> _Problem requirements_: Pull out every line below that contains the word "here".

•••••

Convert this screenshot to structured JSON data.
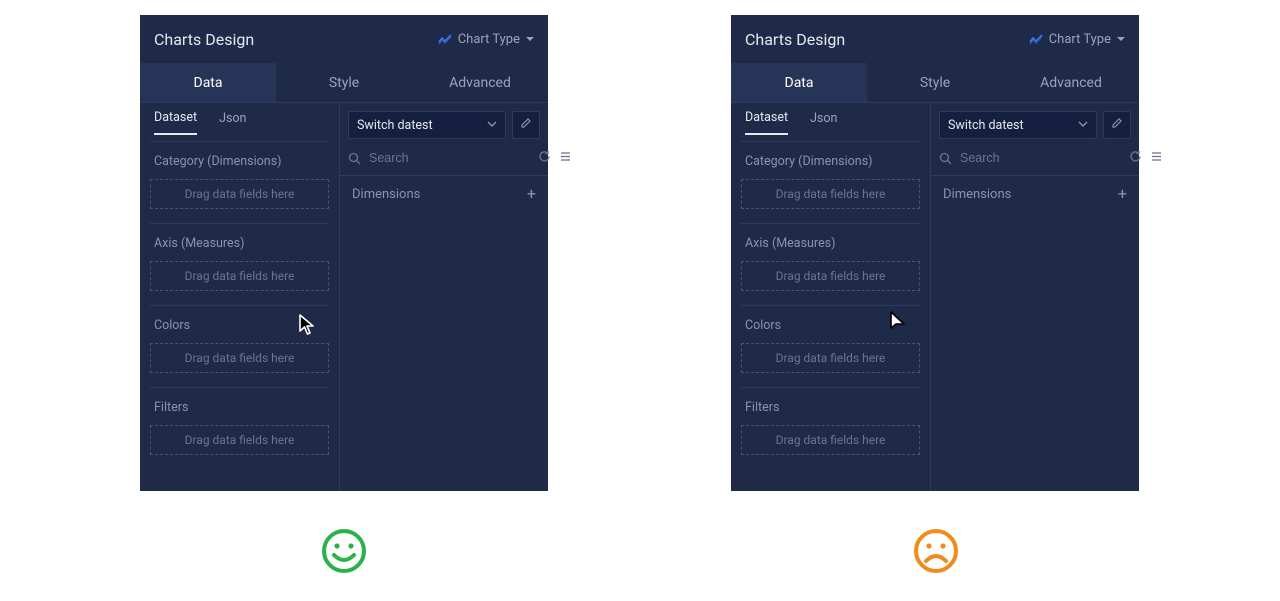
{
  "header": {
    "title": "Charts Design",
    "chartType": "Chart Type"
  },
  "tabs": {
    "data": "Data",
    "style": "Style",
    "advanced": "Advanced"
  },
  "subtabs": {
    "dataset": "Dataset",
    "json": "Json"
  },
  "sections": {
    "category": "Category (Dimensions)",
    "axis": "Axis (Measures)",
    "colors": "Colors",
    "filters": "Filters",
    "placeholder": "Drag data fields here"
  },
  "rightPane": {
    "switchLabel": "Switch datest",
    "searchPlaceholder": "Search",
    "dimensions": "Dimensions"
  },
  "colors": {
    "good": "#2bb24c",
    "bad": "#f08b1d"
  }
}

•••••

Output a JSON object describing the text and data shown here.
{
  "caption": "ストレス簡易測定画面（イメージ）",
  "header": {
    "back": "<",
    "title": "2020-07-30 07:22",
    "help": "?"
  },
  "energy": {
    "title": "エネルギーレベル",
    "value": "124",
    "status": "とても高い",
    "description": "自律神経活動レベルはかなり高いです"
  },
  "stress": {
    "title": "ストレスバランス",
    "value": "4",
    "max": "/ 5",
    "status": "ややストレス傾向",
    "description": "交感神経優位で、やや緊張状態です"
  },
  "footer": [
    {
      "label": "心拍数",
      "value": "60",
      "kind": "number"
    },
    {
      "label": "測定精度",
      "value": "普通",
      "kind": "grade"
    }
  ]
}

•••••

> _Finished exercise_:
    "placeholder": "Drag data fields here"
Output a JSON object describing the text and data shown here.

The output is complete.